Information when Buying a Townhouse, Unit or House

Learn about the different processes depending on property type to ensure you are prepared before you buy.

Buying a Townhouse or Unit

You should ensure you:

  • are informed of certain matters before signing the contract, for example, the annual contribution to the body corporate and how this is set;
  • receive a copy of the Community Management Statement for the body corporate (which includes details of the annual contributions and the body corporate by-laws) with the contract;
  • receive certain warranties from the seller, for example, that there are no hidden or obvious defects in the common property. If defects and liabilities are not disclosed in the contract you may be able to cancel the contract and recover any money paid.

 

When you buy a townhouse or unit (community title) you take on a relationship with the other owners and the body corporate such as:

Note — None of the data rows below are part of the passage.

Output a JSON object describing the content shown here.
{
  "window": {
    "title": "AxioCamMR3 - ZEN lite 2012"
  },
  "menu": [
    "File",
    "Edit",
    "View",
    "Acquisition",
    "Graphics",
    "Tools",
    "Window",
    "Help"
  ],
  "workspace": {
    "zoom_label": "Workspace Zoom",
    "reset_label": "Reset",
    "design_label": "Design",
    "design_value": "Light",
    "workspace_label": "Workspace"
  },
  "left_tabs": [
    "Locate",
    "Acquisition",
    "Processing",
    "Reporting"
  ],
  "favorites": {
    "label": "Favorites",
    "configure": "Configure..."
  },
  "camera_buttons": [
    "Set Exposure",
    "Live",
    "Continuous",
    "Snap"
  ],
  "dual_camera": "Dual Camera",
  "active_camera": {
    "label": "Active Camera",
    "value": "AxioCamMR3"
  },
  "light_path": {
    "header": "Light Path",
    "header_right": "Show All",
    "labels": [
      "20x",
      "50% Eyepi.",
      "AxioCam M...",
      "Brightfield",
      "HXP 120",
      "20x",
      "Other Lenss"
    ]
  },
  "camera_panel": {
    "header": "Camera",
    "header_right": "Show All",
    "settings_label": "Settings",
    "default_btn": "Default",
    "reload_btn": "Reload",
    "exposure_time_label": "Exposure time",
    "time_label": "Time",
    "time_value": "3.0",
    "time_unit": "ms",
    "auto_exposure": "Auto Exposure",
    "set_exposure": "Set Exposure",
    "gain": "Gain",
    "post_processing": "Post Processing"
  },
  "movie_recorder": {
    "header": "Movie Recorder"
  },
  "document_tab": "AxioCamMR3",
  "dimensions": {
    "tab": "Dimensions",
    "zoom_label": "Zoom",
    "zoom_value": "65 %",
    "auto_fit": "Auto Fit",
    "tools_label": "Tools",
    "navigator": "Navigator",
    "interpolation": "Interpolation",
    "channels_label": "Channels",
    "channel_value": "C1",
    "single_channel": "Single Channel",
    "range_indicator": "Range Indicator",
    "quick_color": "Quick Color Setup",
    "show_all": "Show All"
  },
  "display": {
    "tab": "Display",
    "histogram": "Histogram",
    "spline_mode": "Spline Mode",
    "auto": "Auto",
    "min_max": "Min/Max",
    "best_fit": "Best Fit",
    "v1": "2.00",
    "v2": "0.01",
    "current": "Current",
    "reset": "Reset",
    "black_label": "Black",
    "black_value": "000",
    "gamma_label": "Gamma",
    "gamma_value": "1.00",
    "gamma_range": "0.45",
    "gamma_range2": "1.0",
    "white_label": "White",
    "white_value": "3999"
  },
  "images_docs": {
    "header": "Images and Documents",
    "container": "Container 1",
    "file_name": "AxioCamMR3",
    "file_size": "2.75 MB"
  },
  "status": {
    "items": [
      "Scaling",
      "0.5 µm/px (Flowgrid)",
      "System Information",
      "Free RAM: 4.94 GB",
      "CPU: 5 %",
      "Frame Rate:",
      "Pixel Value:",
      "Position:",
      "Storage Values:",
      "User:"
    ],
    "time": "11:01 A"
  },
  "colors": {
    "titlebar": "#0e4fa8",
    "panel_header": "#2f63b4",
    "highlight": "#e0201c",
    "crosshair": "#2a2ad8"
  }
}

  • sharing the ownership of common areas, e.g. lifts, stairwells and front entrances
  • becoming a member of a body corporate which is regulated by fairly complex rules – you are jointly and severally liable for the bodies’ corporate debts.

The body corporate is made up of all the owners. It decides issues about the common property, concerns of owners and maintenance of the complex.

Owners regularly contribute money to the body corporate for day-to-day ongoing expenses and anticipated long term costs.

You should ask your solicitor to explain the ramifications of buying community title.

Buying a House

Your solicitor will:

  • Check the title and plan of the land for easements, caveats, and other encumbrances
  • Do all the other usual searches
  • Inform you if these searches disclose any zoning and planning regulations or other restrictions affecting the property
  • Check for any disputes or other charges affecting the unit or townhouse (community title land)
  • Prepare all documents and make sure you gain good title to the property you are buying.

When is the Cooling-Off Period?

All residential property sales in Queensland are subject to a buyer’s cooling-off period of five business days commencing on the date the buyer or their lawyer receives a copy of the contract signed by both the buyer and the seller.

If you, the buyer, decide not to proceed with the sale within that period, you must give notice to the seller in the specified way to cancel the contract; you must pay the seller 0.25 percent of the purchase price of the property. If your deposit exceeds that 0.25 percent, the balance must be refunded to you.

Auctions

No cooling-off period applies to buyers who purchase at auction on the fall of the hammer. The cooling-off period applies if a property is passed in at auction and a bidder subsequently buys the property.

Warning:  This content is not designed to replace professional advice. It has been prepared without taking into account your objectives, financial situation or needs. You should consider the appropriateness of the advice, in light of your own objectives, financial situation or needs before making any decision as to whether this scheme is appropriate for you.